// ES5
const add = function(a, b) {
    return a + b;
}

// ES6
const add = (a, b) => {
    return a + b;
}

Notice how we no longer have to declare function keyword and instead just use parameters list surrounded by parentheses followed by fat arrows. Just by itself it's a small improvement over the existing syntax.

What I find really cool about fat-arrow functions is implicit returns. Notice how in the example below we no longer explicitly return anything. By removing curly braces we are automatically returning the result of the expression a + b.

const add = (a, b) => a + b;

Another interesting property of ES6 arrow functions is that if the function has a single argument, you can omit parentheses around the parameter list and use a single argument instead.

It might become clearer with an example. Notice how in the example below we list number as a parameter and we no longer surround it by parentheses. Nothing too fancy here but just another way to increase legibility of one's code.

const double = number => number * 2;

Another propery of fat-arrow functions that is worth mentioning is that it does not have its own this binding and instead retains the context of its enclosing lexical context.

In the example below we have two object literals that have a function getSummary that returns a list of person's hobbies. Note how in the ES5 version we have to declare self variable to keep track of this context. This is because the function passed to hobbies.map creates its own this binding and we can no longer access person's name.

Alternatively, in ES6 version the binding of this is the same as its parent and thus we retain the person's name inside the function passed to hobbies.map. This is great in cases like this where we want to retain this binding of function's parent but it's not so great if we want a function to have its own this binding. Then regular ES5 functions should still be utilized.

// ES5
const person = {
  name: 'Homer',
  hobbies: ['beer', 'tv', 'cars'],
  getSummary() {
    const self = this;
    return this.hobbies.map(function(hobby) {
        return `Hobby of ${self.name}: ${hobby}`;
    });
  }
}

// ES6
const person = {
  name: 'Homer',
  hobbies: ['beer', 'tv', 'cars'],
  getSummary() {
    return this.hobbies.map(hobby => `Hobby of ${this.name}: ${hobby}`);
  }
}

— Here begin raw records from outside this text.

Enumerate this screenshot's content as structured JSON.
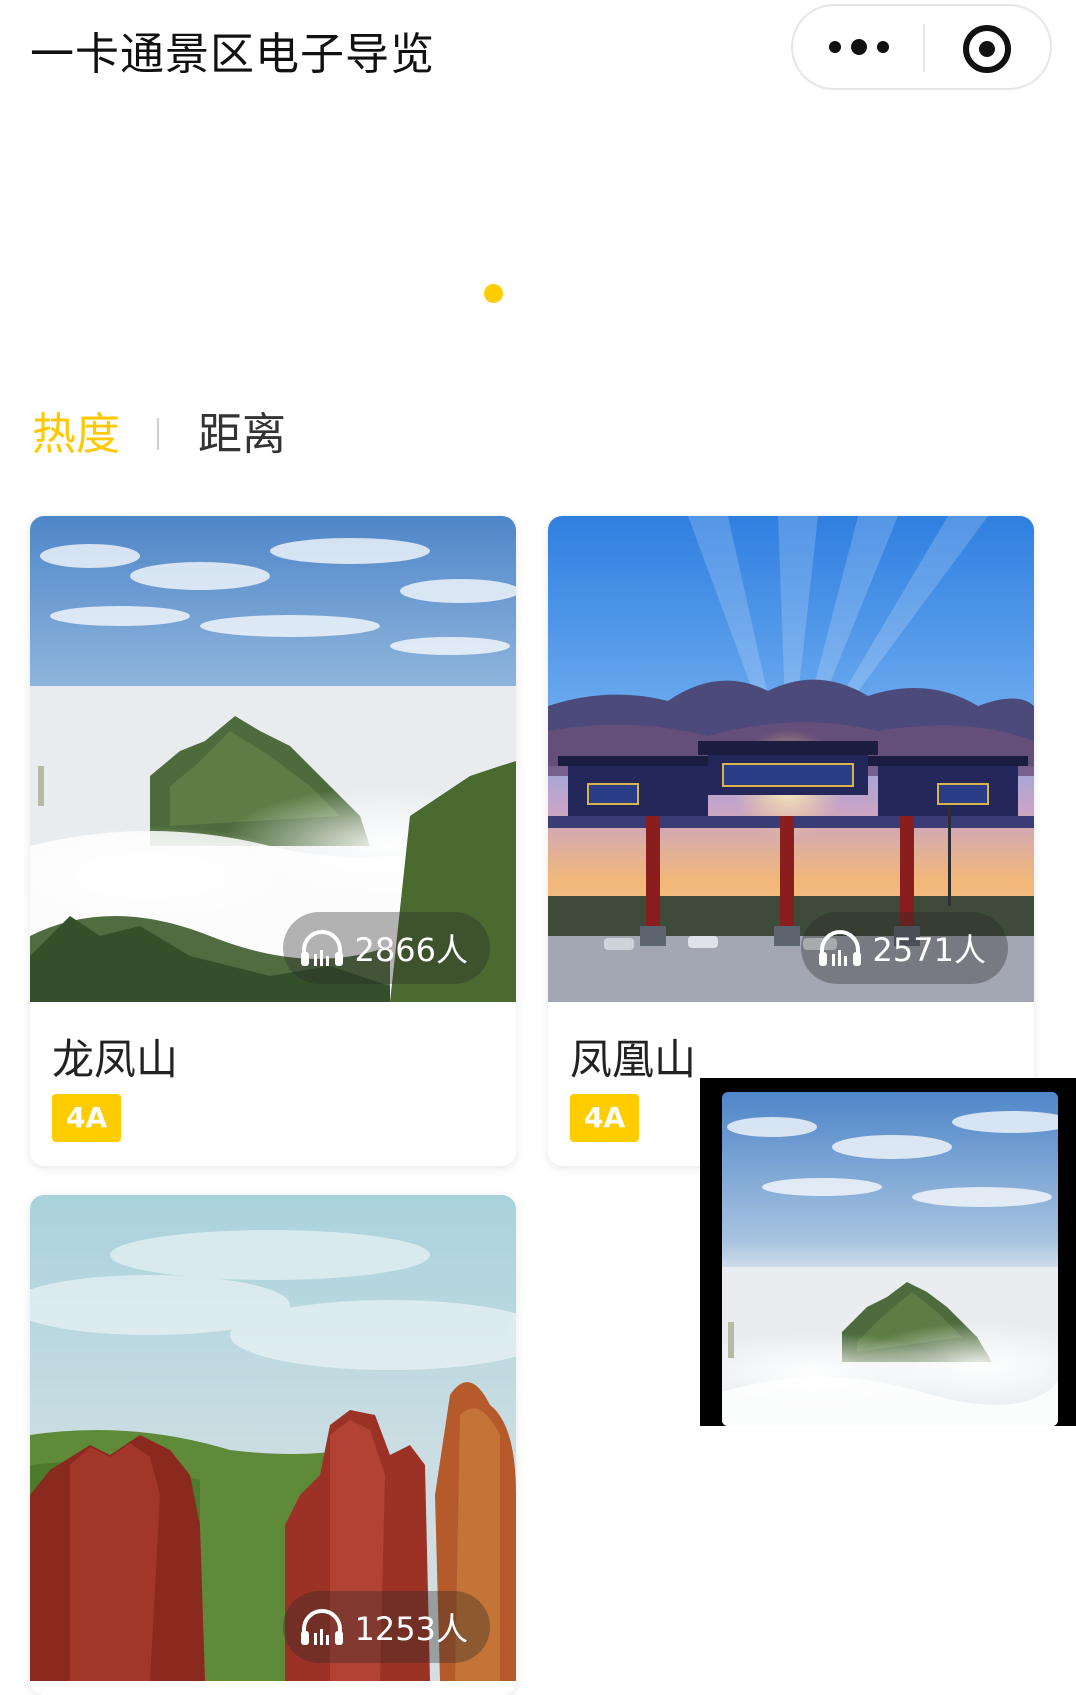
{
  "app": {
    "title": "一卡通景区电子导览"
  },
  "capsule": {
    "more_icon": "more-dots-icon",
    "close_icon": "target-close-icon"
  },
  "banner": {
    "active_indicator_color": "#ffcc00"
  },
  "tabs": [
    {
      "label": "热度",
      "active": true
    },
    {
      "label": "距离",
      "active": false
    }
  ],
  "spots": [
    {
      "name": "龙凤山",
      "badge": "4A",
      "listeners": "2866人",
      "listen_icon": "headphones-icon"
    },
    {
      "name": "凤凰山",
      "badge": "4A",
      "listeners": "2571人",
      "listen_icon": "headphones-icon"
    },
    {
      "name": "",
      "badge": "",
      "listeners": "1253人",
      "listen_icon": "headphones-icon"
    }
  ],
  "colors": {
    "accent": "#ffcc00",
    "active_tab": "#ffc800"
  }
}
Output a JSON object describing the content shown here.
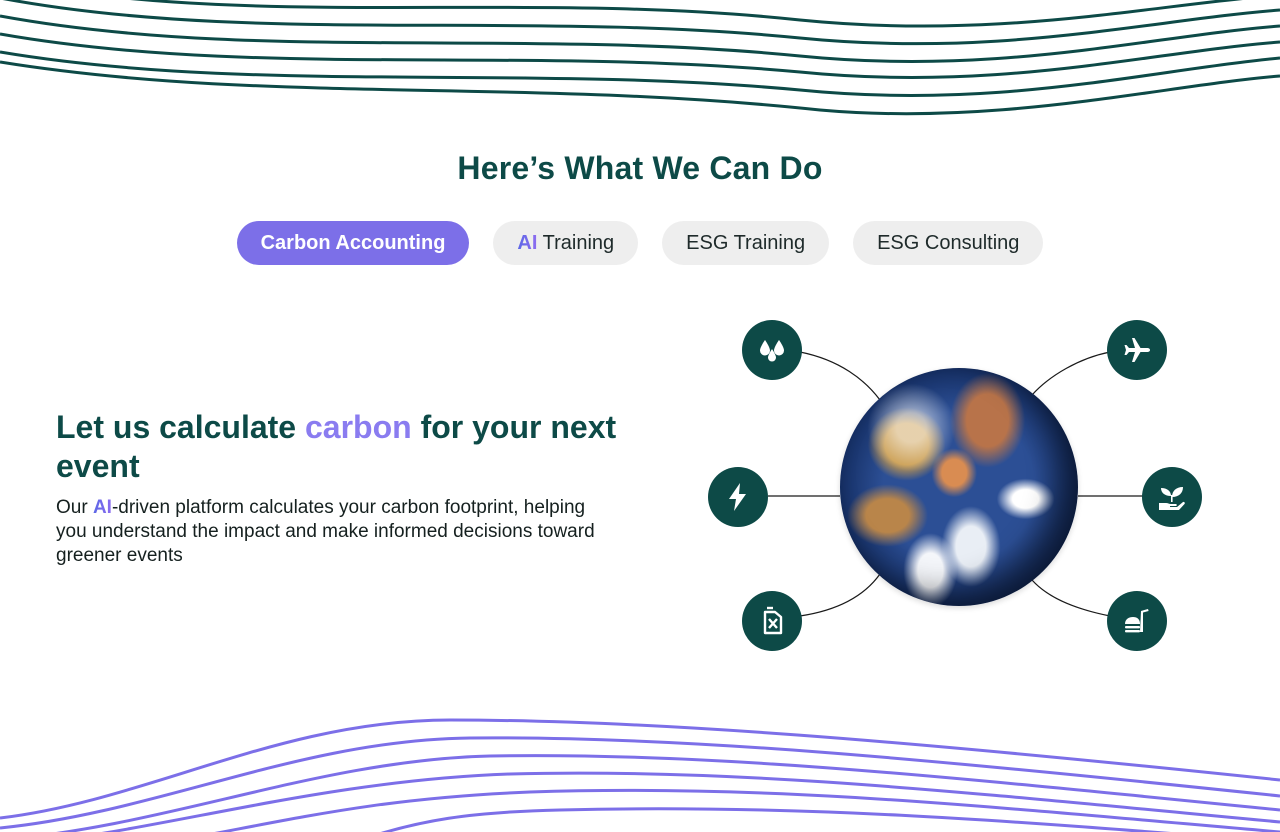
{
  "section": {
    "title": "Here’s What We Can Do"
  },
  "tabs": [
    {
      "label": "Carbon Accounting",
      "active": true
    },
    {
      "label_prefix": "AI",
      "label_suffix": " Training",
      "active": false
    },
    {
      "label": "ESG Training",
      "active": false
    },
    {
      "label": "ESG Consulting",
      "active": false
    }
  ],
  "hero": {
    "heading_pre": "Let us calculate ",
    "heading_accent": "carbon",
    "heading_post": " for your next event",
    "body_pre": "Our ",
    "body_accent": "AI",
    "body_post": "-driven platform calculates your carbon footprint, helping you understand the impact and make informed decisions toward greener events"
  },
  "diagram": {
    "nodes": [
      {
        "icon": "water-drops-icon"
      },
      {
        "icon": "airplane-icon"
      },
      {
        "icon": "lightning-bolt-icon"
      },
      {
        "icon": "plant-in-hand-icon"
      },
      {
        "icon": "fuel-canister-icon"
      },
      {
        "icon": "food-drink-icon"
      }
    ]
  },
  "colors": {
    "brand_dark": "#0d4a47",
    "accent_purple": "#7c6fe8",
    "tab_inactive": "#eeeeee",
    "wave_bottom": "#7c6fe8"
  }
}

So this is it for ES6 fat-arrow functions. As you can see, they are great for increasing legibility of the code, reducing boilerplate, and in scenarios where we want to retain this binding of function's enclosing lexical scoping.